Alberta over a barrel? Hicks on Biz, originally published in Edmonton Sun, Aug. 25, 2012

By Graham HicksHopefully this is a Chicken Little column, harking back to that little piece of poultry, who, certain the world was coming to an end, ran around crying, “The sky is falling, the sky is falling!”Chicken Little was wrong, of course.But something doesn’t feel right about the soothing words we are hearing from Alberta’s economic forecasters, that good times will roll along in Alberta for the foreseeable future, i.e. at least for another 12 months.It is, surprise, surprise, all about the price of oil.About 2.5 million barrels a day are sucked out of Alberta ground and exported at a price ranging between $70 to $100 a barrel, creating $200 to $300 million in new wealth every day.No other industry employs as many people, no other industry pays half as well, no other industry earns as much revenue for government, no other industry has anywhere near oil’s impact on our standard of living.Our energy wealth continues to shower goodness upon us, despite the fact the once-mighty natural gas industry is on i ... Read the rest of entry »
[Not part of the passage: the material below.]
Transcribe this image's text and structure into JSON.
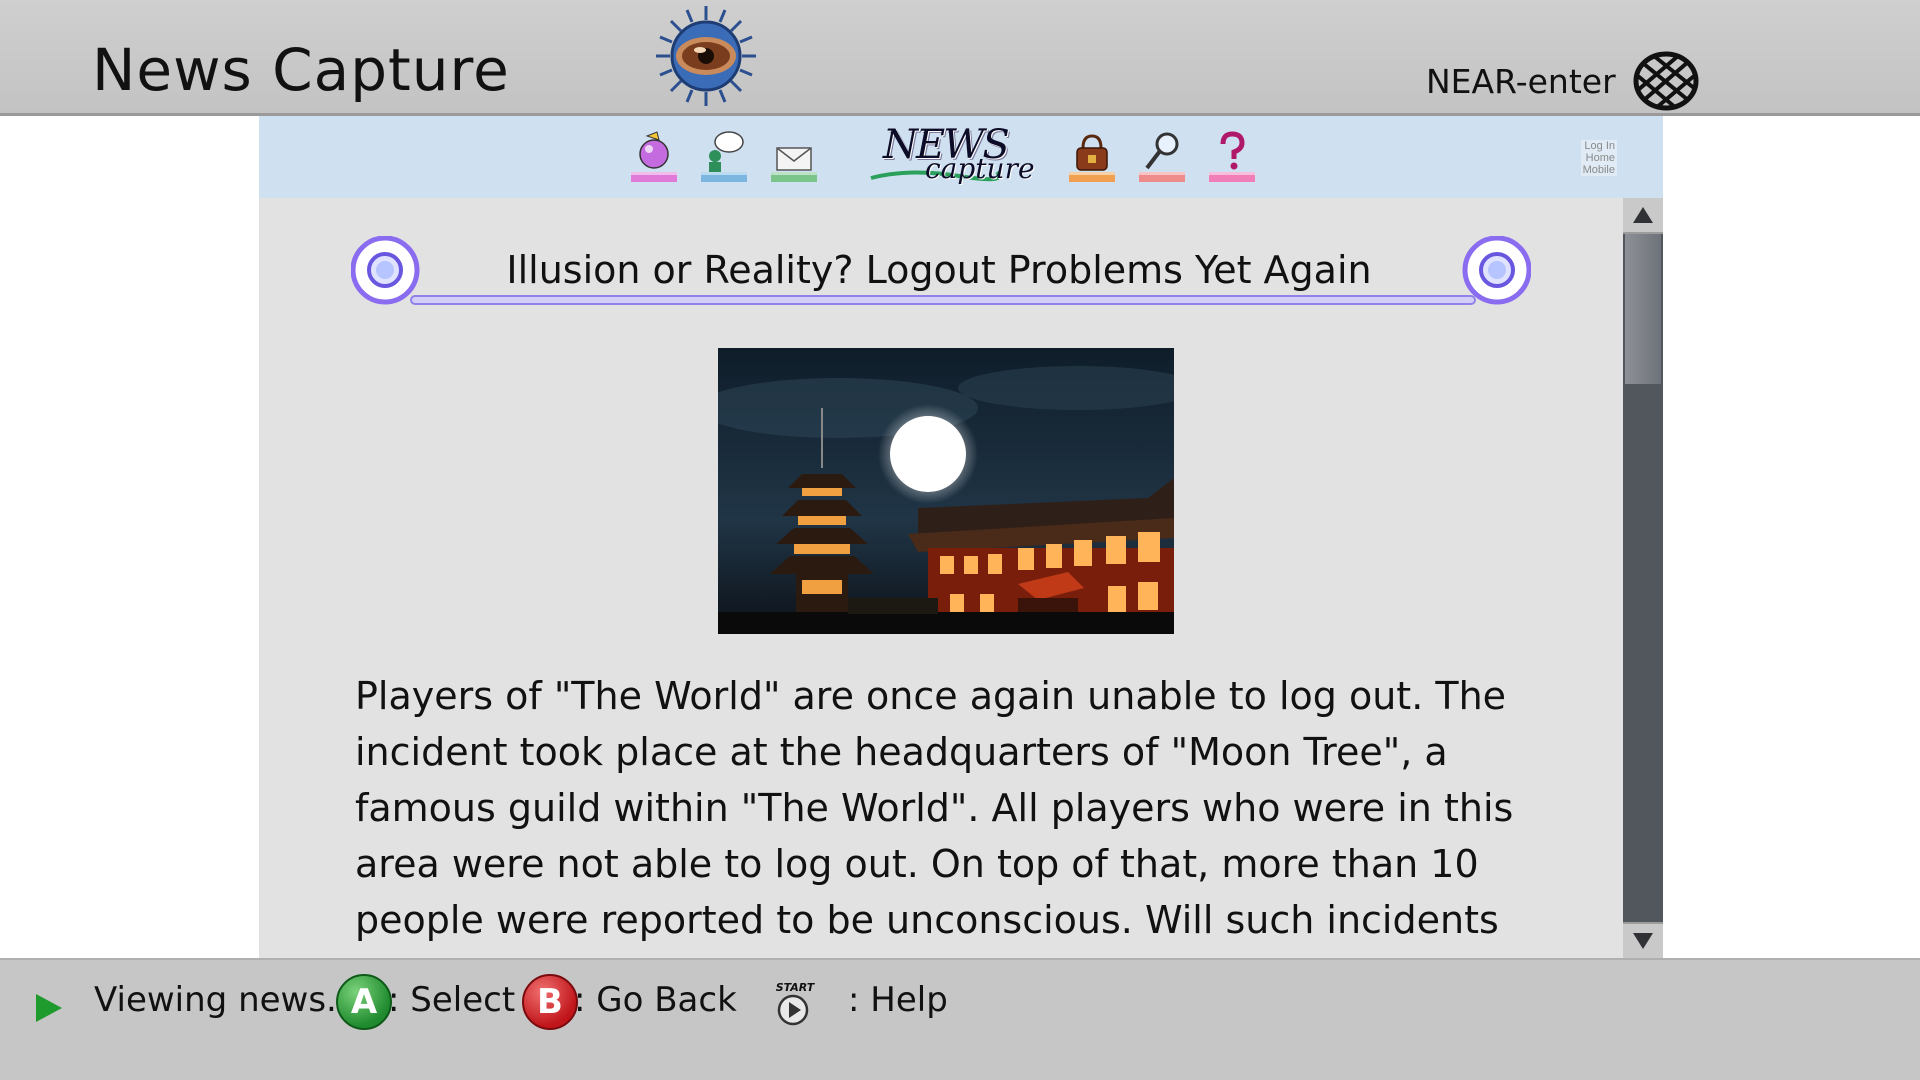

Defending fossil fuels from Toronto attack: Hicks on Biz originally published Edmonton Sun, Aug. 11, 2012

By Graham HicksMy cousin’s husband looked as me as if I was just what he thought I was — an right-wing, oil-snortin’ Alberta redneck.“Don’t tell me about how good fossil fuels are,” growled the Torontonian. “I grew up breathing (fossil-fuel) pollution that drifted over from Detroit and Chicago. I’m done with that stuff.”I wouldn’t worry if said husband had no influence.But he’s a top Canadian architect who designs energy-efficient office towers … and he didn’t want to even hear about the greening of fossil fuels!This deep, stubborn, near-hatred of the cheapest, most efficient and abundant energy source in the world is irrational, but is deeply engrained in the mindset of the chattering classes.Yet the exact opposite is true.Thanks to the power of new technology, Alberta’s hydro-carbon energy industry is cleaning up its act at a breath-taking pace.Energy produced from the burning of oil and natural gas is fast becoming environmentally competitive, at a much cheaper cost, with alternative energy sources like so ... Read the rest of entry »